==== INPUT MATERIAL ====

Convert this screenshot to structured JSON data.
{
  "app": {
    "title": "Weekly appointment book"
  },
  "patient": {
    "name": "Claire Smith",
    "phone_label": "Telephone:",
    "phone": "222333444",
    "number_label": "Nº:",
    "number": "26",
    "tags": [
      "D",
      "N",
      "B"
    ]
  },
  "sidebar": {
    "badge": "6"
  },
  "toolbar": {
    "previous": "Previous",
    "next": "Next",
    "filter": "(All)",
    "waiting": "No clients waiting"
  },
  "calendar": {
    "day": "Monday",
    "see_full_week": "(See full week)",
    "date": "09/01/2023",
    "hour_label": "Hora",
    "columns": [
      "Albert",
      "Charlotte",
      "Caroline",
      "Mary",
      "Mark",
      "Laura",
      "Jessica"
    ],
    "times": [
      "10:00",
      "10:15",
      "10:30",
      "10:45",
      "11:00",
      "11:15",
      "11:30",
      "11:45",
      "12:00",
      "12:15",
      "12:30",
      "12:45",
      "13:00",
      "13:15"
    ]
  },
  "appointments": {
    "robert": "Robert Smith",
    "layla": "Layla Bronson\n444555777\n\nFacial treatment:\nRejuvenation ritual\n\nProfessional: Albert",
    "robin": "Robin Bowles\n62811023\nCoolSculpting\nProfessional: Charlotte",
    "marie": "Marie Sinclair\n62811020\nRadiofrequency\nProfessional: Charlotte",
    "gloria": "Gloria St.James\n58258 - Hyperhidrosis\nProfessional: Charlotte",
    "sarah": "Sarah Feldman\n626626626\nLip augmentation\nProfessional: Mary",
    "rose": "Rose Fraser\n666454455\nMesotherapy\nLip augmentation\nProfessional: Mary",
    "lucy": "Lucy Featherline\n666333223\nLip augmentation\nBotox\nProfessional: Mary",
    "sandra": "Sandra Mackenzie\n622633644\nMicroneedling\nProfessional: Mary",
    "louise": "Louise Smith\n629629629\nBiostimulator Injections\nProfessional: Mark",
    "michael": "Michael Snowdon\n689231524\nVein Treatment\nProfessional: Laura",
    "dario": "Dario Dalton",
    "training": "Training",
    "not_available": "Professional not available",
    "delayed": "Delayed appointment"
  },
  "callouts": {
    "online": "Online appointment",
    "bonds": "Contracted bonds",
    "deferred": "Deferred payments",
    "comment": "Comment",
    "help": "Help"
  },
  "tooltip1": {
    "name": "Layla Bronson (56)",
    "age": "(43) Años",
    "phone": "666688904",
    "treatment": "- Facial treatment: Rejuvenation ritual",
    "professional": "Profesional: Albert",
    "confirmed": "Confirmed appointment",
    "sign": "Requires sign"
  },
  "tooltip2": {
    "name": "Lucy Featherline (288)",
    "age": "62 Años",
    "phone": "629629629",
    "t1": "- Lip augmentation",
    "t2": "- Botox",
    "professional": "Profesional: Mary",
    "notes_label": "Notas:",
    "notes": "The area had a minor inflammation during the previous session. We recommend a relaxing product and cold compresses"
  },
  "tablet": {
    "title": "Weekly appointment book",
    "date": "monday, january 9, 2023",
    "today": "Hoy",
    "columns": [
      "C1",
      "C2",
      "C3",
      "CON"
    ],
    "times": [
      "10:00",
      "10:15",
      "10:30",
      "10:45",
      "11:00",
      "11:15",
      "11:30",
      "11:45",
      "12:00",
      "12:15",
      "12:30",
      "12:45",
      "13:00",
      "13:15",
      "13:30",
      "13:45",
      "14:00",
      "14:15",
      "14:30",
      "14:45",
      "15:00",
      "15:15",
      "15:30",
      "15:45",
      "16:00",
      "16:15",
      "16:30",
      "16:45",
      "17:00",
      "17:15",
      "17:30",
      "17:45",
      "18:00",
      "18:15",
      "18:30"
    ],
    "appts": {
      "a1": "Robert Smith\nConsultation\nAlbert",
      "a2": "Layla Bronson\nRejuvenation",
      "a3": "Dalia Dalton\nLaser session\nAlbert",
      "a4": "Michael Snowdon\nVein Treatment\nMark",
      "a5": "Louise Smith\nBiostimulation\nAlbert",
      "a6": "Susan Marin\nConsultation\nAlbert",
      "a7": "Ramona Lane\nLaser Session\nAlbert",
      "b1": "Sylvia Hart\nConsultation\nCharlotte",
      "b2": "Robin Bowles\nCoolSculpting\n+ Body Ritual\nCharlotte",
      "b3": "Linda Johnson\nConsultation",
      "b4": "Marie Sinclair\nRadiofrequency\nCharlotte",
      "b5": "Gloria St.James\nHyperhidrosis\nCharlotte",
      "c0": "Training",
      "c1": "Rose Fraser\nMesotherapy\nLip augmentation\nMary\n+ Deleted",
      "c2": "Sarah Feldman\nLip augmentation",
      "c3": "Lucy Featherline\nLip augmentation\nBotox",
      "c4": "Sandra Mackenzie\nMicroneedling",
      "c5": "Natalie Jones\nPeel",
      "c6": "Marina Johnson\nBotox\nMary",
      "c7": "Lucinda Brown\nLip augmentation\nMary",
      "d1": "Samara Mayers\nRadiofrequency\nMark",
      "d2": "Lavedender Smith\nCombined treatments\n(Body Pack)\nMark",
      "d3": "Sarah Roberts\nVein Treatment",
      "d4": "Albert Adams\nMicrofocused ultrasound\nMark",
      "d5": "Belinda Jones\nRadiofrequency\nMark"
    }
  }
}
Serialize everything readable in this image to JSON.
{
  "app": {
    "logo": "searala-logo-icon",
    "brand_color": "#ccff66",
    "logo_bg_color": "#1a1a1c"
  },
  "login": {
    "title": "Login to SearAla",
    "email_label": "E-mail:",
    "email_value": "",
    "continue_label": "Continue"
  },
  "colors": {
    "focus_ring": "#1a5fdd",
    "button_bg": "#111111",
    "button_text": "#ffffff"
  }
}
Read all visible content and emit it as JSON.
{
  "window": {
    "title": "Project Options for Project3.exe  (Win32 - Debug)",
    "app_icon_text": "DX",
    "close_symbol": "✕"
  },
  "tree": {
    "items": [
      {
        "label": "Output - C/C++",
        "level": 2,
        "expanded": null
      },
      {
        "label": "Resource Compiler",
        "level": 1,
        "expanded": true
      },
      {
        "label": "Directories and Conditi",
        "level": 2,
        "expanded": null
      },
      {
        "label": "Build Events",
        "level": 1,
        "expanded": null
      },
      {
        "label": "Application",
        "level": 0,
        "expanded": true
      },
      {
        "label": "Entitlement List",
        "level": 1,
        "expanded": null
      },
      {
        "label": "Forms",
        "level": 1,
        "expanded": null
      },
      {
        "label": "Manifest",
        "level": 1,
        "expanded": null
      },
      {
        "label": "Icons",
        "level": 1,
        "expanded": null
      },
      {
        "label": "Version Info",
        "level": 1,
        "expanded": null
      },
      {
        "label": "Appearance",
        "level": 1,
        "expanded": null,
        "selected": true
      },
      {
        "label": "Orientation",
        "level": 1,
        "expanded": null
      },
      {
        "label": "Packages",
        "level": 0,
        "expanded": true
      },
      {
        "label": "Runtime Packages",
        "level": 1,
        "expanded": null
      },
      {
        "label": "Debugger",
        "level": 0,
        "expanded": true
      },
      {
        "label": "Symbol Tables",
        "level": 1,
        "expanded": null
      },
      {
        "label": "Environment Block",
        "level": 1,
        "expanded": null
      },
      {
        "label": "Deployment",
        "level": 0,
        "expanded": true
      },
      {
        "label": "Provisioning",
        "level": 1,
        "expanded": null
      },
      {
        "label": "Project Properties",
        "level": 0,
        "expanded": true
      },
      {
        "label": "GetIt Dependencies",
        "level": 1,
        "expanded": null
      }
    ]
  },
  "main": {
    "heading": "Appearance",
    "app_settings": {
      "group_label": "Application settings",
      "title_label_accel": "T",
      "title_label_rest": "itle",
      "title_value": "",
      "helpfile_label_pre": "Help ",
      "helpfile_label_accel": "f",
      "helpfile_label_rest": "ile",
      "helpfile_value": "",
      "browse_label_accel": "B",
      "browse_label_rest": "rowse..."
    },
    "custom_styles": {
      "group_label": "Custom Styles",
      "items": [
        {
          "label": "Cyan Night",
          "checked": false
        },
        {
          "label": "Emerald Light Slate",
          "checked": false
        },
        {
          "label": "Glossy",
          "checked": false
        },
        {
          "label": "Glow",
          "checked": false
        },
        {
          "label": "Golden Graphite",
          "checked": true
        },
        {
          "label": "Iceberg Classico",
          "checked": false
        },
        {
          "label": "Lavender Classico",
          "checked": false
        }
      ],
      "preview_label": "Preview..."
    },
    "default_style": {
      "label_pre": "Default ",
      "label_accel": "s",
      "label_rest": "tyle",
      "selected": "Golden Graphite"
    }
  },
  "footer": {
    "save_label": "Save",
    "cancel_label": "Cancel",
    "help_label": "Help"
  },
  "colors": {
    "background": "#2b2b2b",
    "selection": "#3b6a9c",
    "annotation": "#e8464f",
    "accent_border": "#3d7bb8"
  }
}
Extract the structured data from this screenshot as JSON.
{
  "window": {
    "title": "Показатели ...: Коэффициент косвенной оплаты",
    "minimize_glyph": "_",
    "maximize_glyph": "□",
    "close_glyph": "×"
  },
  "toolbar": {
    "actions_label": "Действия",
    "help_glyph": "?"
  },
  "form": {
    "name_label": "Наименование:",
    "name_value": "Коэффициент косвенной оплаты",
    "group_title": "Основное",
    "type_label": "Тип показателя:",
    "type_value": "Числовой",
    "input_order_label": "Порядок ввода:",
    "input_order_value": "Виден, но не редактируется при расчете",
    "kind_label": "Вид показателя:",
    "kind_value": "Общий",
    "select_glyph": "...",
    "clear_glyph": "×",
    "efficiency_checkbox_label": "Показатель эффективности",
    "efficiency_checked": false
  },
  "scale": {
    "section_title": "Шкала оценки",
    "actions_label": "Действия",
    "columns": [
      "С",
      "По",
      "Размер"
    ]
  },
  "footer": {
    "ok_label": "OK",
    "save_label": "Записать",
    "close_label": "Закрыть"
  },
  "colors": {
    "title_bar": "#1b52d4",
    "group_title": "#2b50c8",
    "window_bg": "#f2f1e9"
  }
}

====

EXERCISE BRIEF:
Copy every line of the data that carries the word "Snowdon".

COMPLETED TASK:
    "michael": "Michael Snowdon\n689231524\nVein Treatment\nProfessional: Laura",
      "a4": "Michael Snowdon\nVein Treatment\nMark",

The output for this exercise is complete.